**TASK BRIEF:**
Please copy each line of the data that includes the string "heading".

═════ DATA IN THIS EXERCISE

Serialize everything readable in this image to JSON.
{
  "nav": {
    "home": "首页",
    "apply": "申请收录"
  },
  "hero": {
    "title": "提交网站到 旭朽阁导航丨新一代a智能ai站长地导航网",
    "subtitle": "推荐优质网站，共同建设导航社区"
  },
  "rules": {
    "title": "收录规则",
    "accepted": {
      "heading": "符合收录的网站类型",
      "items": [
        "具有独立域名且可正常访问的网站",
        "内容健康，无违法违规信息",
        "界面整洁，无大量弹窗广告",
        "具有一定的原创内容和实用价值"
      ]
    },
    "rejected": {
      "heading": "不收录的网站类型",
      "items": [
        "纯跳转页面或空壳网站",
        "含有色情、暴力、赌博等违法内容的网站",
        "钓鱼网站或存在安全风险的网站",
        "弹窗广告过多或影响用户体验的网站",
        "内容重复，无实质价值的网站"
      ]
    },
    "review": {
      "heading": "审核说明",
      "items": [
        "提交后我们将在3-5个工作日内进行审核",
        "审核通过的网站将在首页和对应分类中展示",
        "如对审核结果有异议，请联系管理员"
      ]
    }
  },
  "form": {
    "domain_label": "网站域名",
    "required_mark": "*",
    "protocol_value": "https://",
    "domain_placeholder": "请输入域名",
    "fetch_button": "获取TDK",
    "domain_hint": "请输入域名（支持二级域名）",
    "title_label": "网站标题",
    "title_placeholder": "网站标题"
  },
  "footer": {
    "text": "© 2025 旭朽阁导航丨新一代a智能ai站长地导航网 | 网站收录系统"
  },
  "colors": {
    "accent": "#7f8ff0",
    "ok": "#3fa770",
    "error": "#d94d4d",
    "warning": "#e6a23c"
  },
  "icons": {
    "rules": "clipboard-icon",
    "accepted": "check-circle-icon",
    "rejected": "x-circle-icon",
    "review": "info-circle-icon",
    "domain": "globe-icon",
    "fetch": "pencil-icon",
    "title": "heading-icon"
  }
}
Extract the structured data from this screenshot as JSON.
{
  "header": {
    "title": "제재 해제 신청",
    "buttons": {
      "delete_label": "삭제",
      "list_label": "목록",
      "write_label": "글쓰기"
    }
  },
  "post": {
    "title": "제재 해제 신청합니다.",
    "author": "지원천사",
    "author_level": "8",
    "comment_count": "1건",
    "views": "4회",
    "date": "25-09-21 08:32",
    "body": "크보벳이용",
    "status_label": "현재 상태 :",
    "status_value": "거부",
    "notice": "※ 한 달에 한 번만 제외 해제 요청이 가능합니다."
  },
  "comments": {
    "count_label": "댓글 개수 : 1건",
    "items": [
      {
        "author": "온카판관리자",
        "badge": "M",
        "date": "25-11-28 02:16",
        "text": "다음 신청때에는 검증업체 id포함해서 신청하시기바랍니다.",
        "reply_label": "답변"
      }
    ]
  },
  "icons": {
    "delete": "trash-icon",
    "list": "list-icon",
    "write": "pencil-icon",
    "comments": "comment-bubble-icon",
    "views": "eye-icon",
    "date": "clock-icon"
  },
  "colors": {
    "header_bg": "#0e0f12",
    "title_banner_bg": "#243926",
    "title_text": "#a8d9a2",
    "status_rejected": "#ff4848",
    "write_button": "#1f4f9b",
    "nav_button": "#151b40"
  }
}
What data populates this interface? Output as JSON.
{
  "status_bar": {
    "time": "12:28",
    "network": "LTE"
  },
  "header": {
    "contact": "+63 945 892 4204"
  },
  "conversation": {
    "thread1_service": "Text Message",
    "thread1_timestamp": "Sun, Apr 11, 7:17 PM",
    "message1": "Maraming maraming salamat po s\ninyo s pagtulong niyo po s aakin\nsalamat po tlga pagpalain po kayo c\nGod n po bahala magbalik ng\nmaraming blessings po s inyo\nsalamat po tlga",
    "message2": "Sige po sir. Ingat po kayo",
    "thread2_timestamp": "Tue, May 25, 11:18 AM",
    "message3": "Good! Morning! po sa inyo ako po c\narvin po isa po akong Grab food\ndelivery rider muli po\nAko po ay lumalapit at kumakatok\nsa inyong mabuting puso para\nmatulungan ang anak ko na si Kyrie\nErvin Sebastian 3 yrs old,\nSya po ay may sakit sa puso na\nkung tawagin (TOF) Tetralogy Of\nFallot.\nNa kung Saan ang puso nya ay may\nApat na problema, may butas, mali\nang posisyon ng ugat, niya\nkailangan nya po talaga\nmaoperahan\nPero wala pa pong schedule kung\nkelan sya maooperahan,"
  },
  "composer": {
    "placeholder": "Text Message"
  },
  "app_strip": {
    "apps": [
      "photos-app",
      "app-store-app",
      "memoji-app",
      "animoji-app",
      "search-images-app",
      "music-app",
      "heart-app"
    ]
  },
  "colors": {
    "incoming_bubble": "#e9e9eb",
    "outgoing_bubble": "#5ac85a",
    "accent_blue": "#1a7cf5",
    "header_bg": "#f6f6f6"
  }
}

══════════

**SOLUTION TO THE EXERCISE:**
      "heading": "符合收录的网站类型",
      "heading": "不收录的网站类型",
      "heading": "审核说明",
    "title": "heading-icon"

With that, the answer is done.